Are things finally improving in Ireland?
“Without a doubt. I left Ireland in 2007. I moved to the Carribean to work for Digicel (Denis O’Brien’s telecommunications company) and at the time things were just starting to go downhill here; you could feel that happening. Then I came back in 2012 and things were so much more cosmopolitan. From the restaurants to the diversity of people around, we’ve become a lot more open and there are so many cool and fun things to do now. And the career opportunities are huge once again, particularly if you have that all important international experience. We’ve recently published research on global migration patterns from an employment perspective and there are currently 18% more professionals moving into Ireland than leaving. When we were smack bang in the middle of recession we were losing so much of our talent to Australia, America, Canada etc. Irish people are coming home and then of course we have those who are non-Irish also coming here because of the opportunities, which creates an even bigger talent pool and more economic opportunities for Ireland.”

Potential areas to upskill?
There’s huge growth in the tech field right now. Anything to do with the cloud, or big data. The mining and extraction of data, the building of insights etc., this is where there are the most opportunities as all of the up and coming tech companies are using these methods. HR is another huge area of growth, funnily enough. If you’re a comp & ben (compensation and benefit) specialist, the world is your oyster right now! It’s such a niche area of HR.

Is the CV and cover letter dead?
Yes, 100%. Most employers now are using LinkedIn to find employees.
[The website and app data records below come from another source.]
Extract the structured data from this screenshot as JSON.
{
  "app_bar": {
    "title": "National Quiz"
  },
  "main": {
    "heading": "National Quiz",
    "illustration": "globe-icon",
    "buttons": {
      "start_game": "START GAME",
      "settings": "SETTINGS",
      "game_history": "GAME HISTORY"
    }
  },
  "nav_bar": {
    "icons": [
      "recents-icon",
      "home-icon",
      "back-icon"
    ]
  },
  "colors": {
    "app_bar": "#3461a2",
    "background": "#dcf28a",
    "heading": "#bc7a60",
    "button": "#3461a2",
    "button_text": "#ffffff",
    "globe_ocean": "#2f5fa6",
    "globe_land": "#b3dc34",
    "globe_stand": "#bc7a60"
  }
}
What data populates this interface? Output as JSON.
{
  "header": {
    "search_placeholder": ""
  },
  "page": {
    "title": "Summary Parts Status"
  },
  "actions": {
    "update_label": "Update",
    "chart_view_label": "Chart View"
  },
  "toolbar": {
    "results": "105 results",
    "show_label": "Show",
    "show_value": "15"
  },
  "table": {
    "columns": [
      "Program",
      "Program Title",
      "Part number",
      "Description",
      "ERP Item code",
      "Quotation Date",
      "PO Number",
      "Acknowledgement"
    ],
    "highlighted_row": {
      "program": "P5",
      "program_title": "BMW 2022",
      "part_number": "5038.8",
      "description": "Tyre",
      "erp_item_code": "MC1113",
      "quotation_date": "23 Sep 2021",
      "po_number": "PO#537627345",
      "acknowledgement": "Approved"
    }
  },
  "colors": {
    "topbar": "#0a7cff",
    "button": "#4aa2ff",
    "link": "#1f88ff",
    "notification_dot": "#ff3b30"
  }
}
I certainly don’t look at anybody’s resume when I’m interviewing them, just their LinkedIn profile.

Developing your ‘personal brand’…
People are not using their LinkedIn profiles in the right way, they’re not thinking about their personal brand which means that employers like me and other potential employers can’t find you. If you don’t have your skills listed out, and taken time to share your achievements, you haven’t positioned yourself in the right way etc. I often find myself pulling information out of people during interviews and asking them why they didn’t have that listed on their profile because it can often be amazing experience. Your profile has to tell more about you and create a more authentic picture of you than the old traditional application process ever could. The data is always live and up to date; people tend to update their profiles far more regularly than they ever would their CV. What’s more you get to see rich media where people are sharing articles, or they attach their blogs or share presentations that they’ve done and you get a much clearer feel for people.

Don’t be afraid to put yourself out there…
It’s a definite shift for Irish people who are conditioned to be more self-deprecating and not used to shouting about their accomplishments but we need to move more into that realm. Why not celebrate all of the great things that you’ve achieved in your life, there’s nothing wrong with it! There is huge competition for roles today so if you want to stand out and differentiate yourself you have to push yourself a little bit more. Think ‘what is my brand?’. Even if you’re happy in your job right now and you’re not looking elsewhere, LinkedIn can be hugely useful because it’s not just about getting jobs; it’s about building out your profile so that you can connect with other professionals. You can be also a thought leader in your space. You can have an input into the profession that you’re in and maybe make it better as it develops. People think it’s all about getting a new job, it’s not at all.

Top tips for a killer profile?
Good professional photograph, number one. Number two, your tagline. This doesn’t have to be your current job title. Don’t put the job you currently have there, put what it is that you are passionate about. If you look at mine it says ‘Inspiring and enabling Talent at Linkedin to transform themselves, the organisation and the world!’

Career motto?
Carpe Diem. Seize the day.